December 17, 2020
How to Handle Holiday Frustrations with Family
The holidays are intended to be a time of cheer, but the data suggests that they can, in fact, be a time of stress for many. With the additional stress of COVID and distancing restrictions, 2020 presents some unique challenges. Jess joins Global TV’s The Morning Show to discuss the top issues of contention and how to have a more harmonious holiday season.
My husband and I never agree on finances and it’s worse around the holidays. I want to spend and be generous and I see him as a cheapskate and it always leads to fights. Help!
I think you can be generous is more ways than one — you can be generous with your time, your effort, your thoughtfulness, and your money, so can you consider expanding your definition of generosity.
And can you talk to him about why you want to spend more money and what it means to you. Perhaps financial generosity is one way you show love and a way that your loved ones feel it. That’s okay if it’s not a strain on your own finances.
Financial stress is often heightened over the holidays and it’s a case of conflict, so if you can set a budget ASAP, you’ll be on more solid ground. Can you ask him how much he’d like to spend on specific items (e.g. gifts, meals). And when he states an amount (e.g. I’d like to spend $25 on a gift for my nephew), can he perhaps be tasked with choosing the gift? Sometimes the partner who doesn’t do the shopping can be critical of the partner who is tasked with buying gifts, but they haven’t really considered all the energy that goes in to selecting gifts and they may not be aware of what things cost — especially if it has been years since they’ve bought gifts.
How do you deal with family members who don’t respect gifting boundaries? For example, if I’m trying to teach my kids restraint and gratitude by limiting presents, but my sister always shows up with mountains of gifts even when I ask her to restrict them to under $100 each.
That’s a tough one, but I do think you’re within your right to request restraint — especially when you have a specific reason for doing so.
I suggest you call your sister right away. Acknowledge her generosity and express gratitude for it. Also, explain to her why you’re limiting gifts and the lessons you hope your children will learn. Ask her questions to better understand why she spends so much on gifts. Maybe it’s because she wants your kids to know that she loves them. If so, perhaps suggest that she spend time with them to express her love and cultivate the relationship and plan specific days for doing so?
If she really wants to shower them in gifts, perhaps you could ask her to spread them out throughout the year?

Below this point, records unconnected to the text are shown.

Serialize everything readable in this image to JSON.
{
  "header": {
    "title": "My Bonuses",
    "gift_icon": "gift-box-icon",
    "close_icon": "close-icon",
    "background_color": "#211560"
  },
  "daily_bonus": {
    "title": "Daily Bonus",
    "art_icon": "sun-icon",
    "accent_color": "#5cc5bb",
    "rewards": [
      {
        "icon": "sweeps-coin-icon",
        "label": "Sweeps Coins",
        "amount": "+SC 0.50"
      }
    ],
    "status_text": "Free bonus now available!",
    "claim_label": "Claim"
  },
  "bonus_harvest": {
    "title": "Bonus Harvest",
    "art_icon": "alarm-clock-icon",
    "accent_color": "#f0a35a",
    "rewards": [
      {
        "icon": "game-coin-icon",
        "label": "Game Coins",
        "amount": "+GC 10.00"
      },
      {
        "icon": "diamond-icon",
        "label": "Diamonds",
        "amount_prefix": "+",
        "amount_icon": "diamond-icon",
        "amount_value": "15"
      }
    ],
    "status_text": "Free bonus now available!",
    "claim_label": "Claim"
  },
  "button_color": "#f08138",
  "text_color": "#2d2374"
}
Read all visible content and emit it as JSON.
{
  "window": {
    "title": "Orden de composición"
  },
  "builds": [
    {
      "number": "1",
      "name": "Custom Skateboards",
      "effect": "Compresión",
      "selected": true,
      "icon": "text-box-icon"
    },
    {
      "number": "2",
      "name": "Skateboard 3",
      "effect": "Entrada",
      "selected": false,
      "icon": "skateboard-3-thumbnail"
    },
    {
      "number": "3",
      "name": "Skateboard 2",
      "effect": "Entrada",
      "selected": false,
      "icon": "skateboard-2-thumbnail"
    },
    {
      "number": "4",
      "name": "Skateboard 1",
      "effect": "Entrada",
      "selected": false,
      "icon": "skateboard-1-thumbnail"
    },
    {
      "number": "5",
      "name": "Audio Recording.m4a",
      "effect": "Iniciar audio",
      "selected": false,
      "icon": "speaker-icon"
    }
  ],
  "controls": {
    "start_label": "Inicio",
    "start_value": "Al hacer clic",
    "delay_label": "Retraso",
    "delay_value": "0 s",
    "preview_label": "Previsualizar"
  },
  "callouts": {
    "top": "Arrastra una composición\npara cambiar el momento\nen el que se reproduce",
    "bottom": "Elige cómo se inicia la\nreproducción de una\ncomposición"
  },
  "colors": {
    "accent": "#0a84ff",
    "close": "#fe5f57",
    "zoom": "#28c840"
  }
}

Or perhaps you could opt to collaborate on buying gifts for them?
Focus on what you want as opposed to criticizing her behaviour. And really listen to understand her perspective. You might find that you’re also open to being more flexible once you understand her motivations.
Also, if she loves buying gifts for kids, there are a ton of charities looking for sponsors this holiday season, so perhaps you could collaborate with her and your kids on picking a gift for someone in greater need.
We’re in the maritimes, so we’re allowed to get together this year. I know we should be appreciative, but I’m already worn out. My husband leaves everything to me. Cooking, cleaning, hosting, planning, shopping. How can I get him to step up?
Make a list of everything that needs to be done and run a draft to select your tasks. Hopefully this well help alleviate some of your burden.
Having said that, if there are things on the list that aren’t important to your husband, but they’re important to you, he’s not forced to embrace them. If you have set certain standards and then you’re disappointed that he’s not meeting them or you’re worn out because of the pressure you’re putting on yourself, it may be up to you to adjust your expectations instead of asking others to meet them.
I do hope you’re able to find a balance and have a harmonious and restful holiday season!
I’m supposed to stay with my family for a week over the holidays, but every year is the same: My brother and I end up in a blowout. It’s a long story going back 20 years, but I don’t want to walk into another war zone in 2020. I’ve had enough.
I think it’s great that you’re planning ahead and while some family counselling might help to work through the deeper issues, you’re not going to be able to work everything out in time for the holidays, so I’d consider how you can reduce the tension.
Can you look for activities you like to do together that allow you to focus on the present rather than holding on to the past? Maybe it’s a board game or a puzzle or baking or building a gingerbread house. What shoulder-to-shoulder activities allow you to co-exist in close proximity without the pressure of face to face conversations for a whole week?
Can you also start your week together with an act of kindness? Is there something you can do for him that might feel good? Perhaps surprising him with a small gift or picking a movie you know he loves?
And can you work on your own coping strategies when you feel yourself getting riled up? Can you recognize what stress feels like in your body (e.g. rapid breathing, tension in your jaw)? And can you plan ahead to cope with a few moments to yourself, a few slow deep breaths, a visualization of something soothing, or a text to a friend who can help to calm you down?
The holidays can also be difficult on account of the fact that we’re away from (some of) our traditional support structures (e.g. friends, neighbours, partners), so using tech to stay in touch and letting them know how they can support you from afar ahead of time can be very helpful.